- Task to complete
When a line in the material contains the word "come", copy it.

- Data shown
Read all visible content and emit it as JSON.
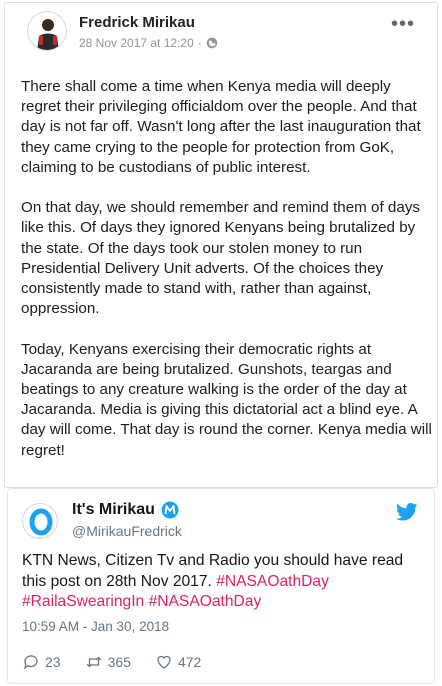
{
  "post": {
    "author": "Fredrick Mirikau",
    "timestamp": "28 Nov 2017 at 12:20",
    "separator": "·",
    "privacy_icon": "globe-icon",
    "more_icon": "more-options-icon",
    "more_label": "•••",
    "paragraphs": [
      "There shall come a time when Kenya media will deeply regret their privileging officialdom over the people. And that day is not far off. Wasn't long after the last inauguration that they came crying to the people for protection from GoK, claiming to be custodians of public interest.",
      "On that day, we should remember and remind them of days like this. Of days they ignored Kenyans being brutalized by the state. Of the days took our stolen money to run Presidential Delivery Unit adverts. Of the choices they consistently made to stand with, rather than against, oppression.",
      "Today, Kenyans exercising their democratic rights at Jacaranda are being brutalized. Gunshots, teargas and beatings to any creature walking is the order of the day at Jacaranda. Media is giving this dictatorial act a blind eye. A day will come. That day is round the corner. Kenya media will regret!"
    ]
  },
  "tweet": {
    "display_name": "It's Mirikau",
    "handle": "@MirikauFredrick",
    "verified_icon": "m-logo-icon",
    "bird_icon": "twitter-bird-icon",
    "text_plain": "KTN News, Citizen Tv and Radio you should have read this post on 28th Nov 2017. ",
    "hashtags": [
      "#NASAOathDay",
      "#RailaSwearingIn",
      "#NASAOathDay"
    ],
    "time": "10:59 AM - Jan 30, 2018",
    "replies": "23",
    "retweets": "365",
    "likes": "472"
  },
  "colors": {
    "hashtag": "#e0245e",
    "twitter_blue": "#1da1f2",
    "meta_grey": "#90949c"
  }
}
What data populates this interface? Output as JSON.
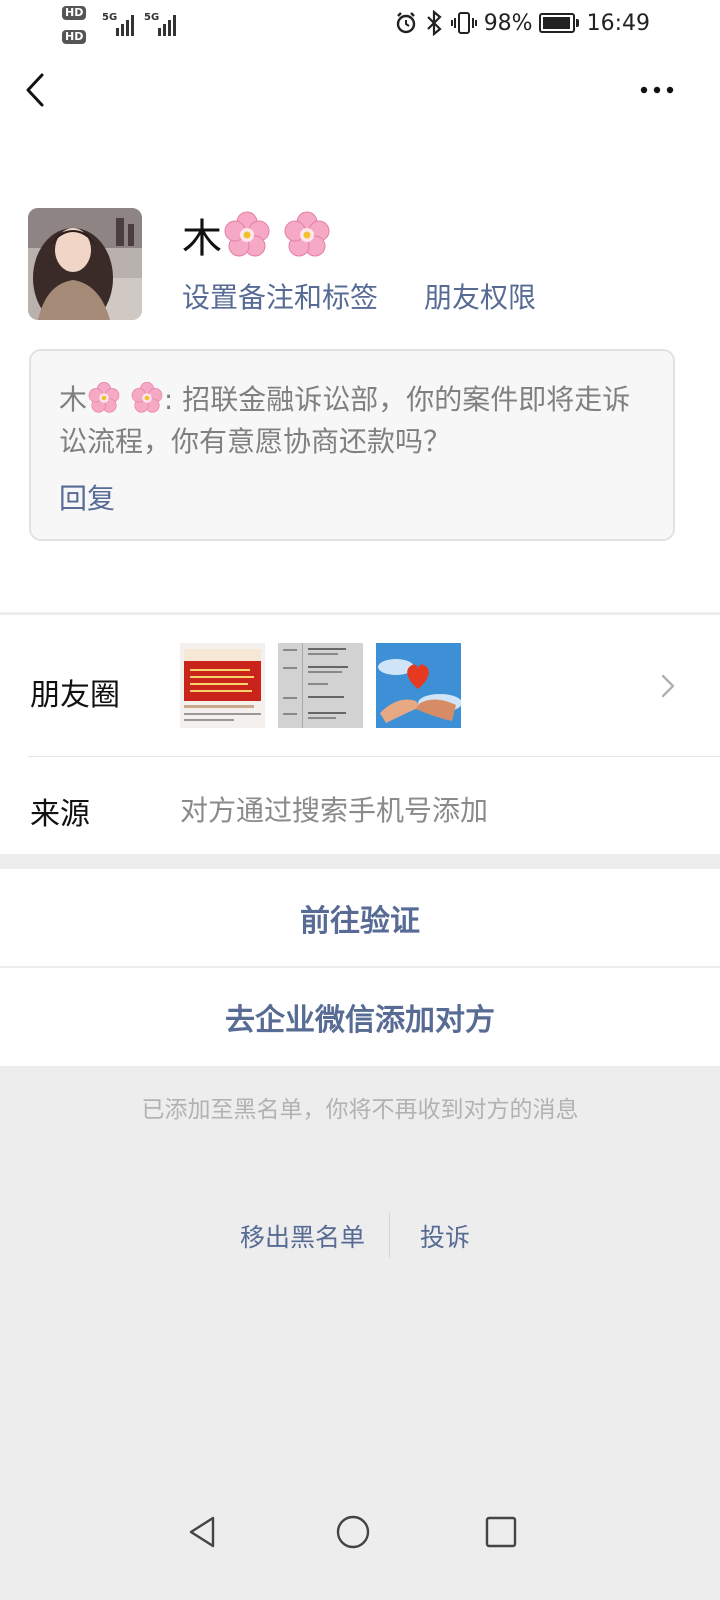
{
  "status_bar": {
    "hd1": "HD",
    "hd2": "HD",
    "net1": "5G",
    "net2": "5G",
    "battery_text": "98%",
    "battery_level": 0.98,
    "time": "16:49"
  },
  "nav": {
    "back_icon": "chevron-left-icon",
    "more_icon": "more-horizontal-icon"
  },
  "profile": {
    "nickname": "木",
    "remark_link": "设置备注和标签",
    "permission_link": "朋友权限"
  },
  "verify_message": {
    "sender": "木",
    "text": ": 招联金融诉讼部，你的案件即将走诉讼流程，你有意愿协商还款吗？",
    "reply_label": "回复"
  },
  "moments": {
    "label": "朋友圈"
  },
  "source": {
    "label": "来源",
    "value": "对方通过搜索手机号添加"
  },
  "actions": {
    "verify": "前往验证",
    "wework_add": "去企业微信添加对方"
  },
  "blacklist_note": "已添加至黑名单，你将不再收到对方的消息",
  "footer": {
    "remove_blacklist": "移出黑名单",
    "complain": "投诉"
  },
  "colors": {
    "link": "#576b95",
    "background": "#ededed"
  }
}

- Exercise result
      "There shall come a time when Kenya media will deeply regret their privileging officialdom over the people. And that day is not far off. Wasn't long after the last inauguration that they came crying to the people for protection from GoK, claiming to be custodians of public interest.",
      "Today, Kenyans exercising their democratic rights at Jacaranda are being brutalized. Gunshots, teargas and beatings to any creature walking is the order of the day at Jacaranda. Media is giving this dictatorial act a blind eye. A day will come. That day is round the corner. Kenya media will regret!"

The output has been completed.